_Task objective:_ Your answer should be a number only: the count of lines in the following entries that contain "VIDEO".

_Records from a collection:_
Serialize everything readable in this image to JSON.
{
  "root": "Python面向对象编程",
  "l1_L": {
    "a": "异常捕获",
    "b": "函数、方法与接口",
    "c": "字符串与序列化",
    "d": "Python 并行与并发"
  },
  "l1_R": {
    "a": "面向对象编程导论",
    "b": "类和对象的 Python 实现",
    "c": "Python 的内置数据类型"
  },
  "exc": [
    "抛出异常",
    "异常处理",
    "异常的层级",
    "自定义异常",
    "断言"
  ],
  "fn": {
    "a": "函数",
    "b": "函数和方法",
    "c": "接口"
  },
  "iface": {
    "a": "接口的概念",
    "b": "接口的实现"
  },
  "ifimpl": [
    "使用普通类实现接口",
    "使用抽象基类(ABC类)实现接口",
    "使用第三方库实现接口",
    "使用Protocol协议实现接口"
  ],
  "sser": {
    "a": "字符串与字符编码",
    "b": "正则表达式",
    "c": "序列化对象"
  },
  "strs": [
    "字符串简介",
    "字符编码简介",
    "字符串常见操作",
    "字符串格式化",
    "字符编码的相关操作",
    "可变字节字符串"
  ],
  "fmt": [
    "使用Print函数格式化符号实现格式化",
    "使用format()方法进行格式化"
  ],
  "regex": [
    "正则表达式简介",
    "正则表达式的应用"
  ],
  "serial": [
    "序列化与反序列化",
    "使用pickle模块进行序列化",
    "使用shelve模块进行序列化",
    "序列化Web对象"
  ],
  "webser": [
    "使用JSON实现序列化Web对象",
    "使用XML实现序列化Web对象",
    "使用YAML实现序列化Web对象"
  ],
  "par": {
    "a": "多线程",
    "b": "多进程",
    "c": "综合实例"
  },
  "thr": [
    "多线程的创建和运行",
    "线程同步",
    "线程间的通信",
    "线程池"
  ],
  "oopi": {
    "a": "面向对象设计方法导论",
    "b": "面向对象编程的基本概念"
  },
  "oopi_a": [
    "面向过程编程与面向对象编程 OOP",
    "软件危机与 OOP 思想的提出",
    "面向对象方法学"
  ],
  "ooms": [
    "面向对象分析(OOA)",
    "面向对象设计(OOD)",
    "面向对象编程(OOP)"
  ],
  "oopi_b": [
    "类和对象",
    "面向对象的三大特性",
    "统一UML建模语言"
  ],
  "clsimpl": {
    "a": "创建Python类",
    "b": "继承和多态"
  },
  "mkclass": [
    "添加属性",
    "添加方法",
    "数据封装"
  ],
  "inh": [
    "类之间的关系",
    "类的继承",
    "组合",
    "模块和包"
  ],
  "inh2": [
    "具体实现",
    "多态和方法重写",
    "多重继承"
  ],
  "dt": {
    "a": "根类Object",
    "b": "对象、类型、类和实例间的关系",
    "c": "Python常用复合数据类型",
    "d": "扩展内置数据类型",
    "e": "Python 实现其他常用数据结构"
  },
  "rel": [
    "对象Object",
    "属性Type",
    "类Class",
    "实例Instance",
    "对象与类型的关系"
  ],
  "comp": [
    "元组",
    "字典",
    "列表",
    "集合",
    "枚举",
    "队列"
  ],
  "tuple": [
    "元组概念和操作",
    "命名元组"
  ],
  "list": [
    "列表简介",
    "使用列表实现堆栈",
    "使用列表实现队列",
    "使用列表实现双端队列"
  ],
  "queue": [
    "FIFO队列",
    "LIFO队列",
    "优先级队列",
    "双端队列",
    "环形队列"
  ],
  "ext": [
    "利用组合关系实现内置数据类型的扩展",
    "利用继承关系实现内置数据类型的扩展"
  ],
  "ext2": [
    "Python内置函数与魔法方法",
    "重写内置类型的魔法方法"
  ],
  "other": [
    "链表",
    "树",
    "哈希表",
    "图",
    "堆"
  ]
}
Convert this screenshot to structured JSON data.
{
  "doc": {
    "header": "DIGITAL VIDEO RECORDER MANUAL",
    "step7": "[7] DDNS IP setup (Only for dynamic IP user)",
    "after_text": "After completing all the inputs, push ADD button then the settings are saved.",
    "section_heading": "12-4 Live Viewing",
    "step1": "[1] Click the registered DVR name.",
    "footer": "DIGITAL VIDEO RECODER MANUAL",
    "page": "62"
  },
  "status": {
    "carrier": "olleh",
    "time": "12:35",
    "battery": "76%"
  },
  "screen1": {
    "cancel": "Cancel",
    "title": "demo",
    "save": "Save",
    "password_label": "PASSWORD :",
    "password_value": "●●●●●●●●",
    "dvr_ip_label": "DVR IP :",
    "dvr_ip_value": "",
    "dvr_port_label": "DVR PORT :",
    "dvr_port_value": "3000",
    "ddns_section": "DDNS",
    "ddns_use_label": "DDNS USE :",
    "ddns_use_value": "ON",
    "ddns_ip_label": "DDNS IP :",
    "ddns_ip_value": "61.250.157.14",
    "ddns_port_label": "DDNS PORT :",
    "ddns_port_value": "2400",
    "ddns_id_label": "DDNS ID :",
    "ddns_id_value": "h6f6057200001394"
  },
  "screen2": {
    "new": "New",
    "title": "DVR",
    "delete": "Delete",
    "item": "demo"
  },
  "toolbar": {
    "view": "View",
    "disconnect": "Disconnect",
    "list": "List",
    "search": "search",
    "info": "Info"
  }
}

_Output of the exercise:_ 2